The deteriorating capacity in Central Asian countries is in stark contrast to the modernization underway in Russia, where a US$133 million World Bank investment in the Russian Hydromet Modernization Project is expected to generate a return of roughly 400 – 800 percent over the period of project implementation. A few years ago, the link between weakening forecast capacity and increasing vulnerability in Russia was evident when hazardous and unexpected weather phenomena increased from 6 percent at the beginning of the 1990s to 23 percent a decade later. With this challenge in mind, the Russian Government and the World Bank targeted weather services for investment in order to reduce their vulnerability. An economic assessment has indicated that the planned investment is likely to achieve a reduction of 8.5 percent in weather-related economic losses as a result of forecasting improvements.
The new Weather and Climate Services report says that investment in forecasting infrastructure and capacity building benefits the surrounding countries as well.

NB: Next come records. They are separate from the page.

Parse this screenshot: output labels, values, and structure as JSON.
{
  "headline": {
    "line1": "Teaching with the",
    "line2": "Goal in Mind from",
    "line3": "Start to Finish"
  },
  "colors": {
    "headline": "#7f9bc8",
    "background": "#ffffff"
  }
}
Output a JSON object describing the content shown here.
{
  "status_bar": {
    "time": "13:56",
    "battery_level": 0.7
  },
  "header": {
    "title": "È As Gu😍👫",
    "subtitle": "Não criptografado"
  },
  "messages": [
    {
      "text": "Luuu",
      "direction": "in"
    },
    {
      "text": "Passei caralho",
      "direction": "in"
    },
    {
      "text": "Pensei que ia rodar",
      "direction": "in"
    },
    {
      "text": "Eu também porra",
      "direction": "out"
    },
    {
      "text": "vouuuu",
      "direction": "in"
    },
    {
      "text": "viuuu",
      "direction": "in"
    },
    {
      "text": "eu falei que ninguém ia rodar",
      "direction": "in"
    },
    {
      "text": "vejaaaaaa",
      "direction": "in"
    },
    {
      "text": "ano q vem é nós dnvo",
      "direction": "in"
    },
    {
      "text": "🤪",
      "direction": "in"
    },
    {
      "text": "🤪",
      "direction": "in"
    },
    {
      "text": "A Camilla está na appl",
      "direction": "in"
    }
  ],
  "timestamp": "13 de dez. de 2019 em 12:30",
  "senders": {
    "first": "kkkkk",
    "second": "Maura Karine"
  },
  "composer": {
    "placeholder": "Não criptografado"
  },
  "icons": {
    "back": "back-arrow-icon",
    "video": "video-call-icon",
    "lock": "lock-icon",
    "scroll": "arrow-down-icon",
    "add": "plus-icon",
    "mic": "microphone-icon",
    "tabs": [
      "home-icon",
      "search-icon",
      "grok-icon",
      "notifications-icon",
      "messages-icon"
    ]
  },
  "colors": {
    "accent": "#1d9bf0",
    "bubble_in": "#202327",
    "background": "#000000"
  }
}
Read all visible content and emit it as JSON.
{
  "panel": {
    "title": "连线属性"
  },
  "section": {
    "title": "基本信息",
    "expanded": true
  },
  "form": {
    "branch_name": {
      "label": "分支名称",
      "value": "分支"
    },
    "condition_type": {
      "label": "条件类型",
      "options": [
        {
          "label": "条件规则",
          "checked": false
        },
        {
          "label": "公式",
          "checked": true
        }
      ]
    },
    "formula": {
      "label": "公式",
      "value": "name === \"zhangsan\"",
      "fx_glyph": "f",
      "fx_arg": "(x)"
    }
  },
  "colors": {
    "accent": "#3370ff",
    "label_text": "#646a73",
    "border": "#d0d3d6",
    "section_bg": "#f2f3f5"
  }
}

Poor capacity in any one of the Central Asian and Caucasus countries affects the ability of all the other countries in those sub-regions to monitor weather systems as they approach. Countries in South East Europe face a similar challenge due to weak information sharing.
“Poor capacity is a serious problem,” said Tsirkunov. “In the case of disaster mitigation, forecasting severe weather saves lives – allowing emergency management teams to be put in place, mitigation measures prepared, and giving citizens time to get out of dangerous areas. A flood warning helps to significantly reduce damage with as little as one hour of lead time. But the research shows that very often there is little lead time at all.”
The study was coordinated and the development of its conclusions discussed with the hydromet directors concerned, representatives of the World Meteorological Organization, European Union (EU) and Commonwealth of Independent States (CIS) stakeholders, regional associations of hydromet directors, and other global stakeholders.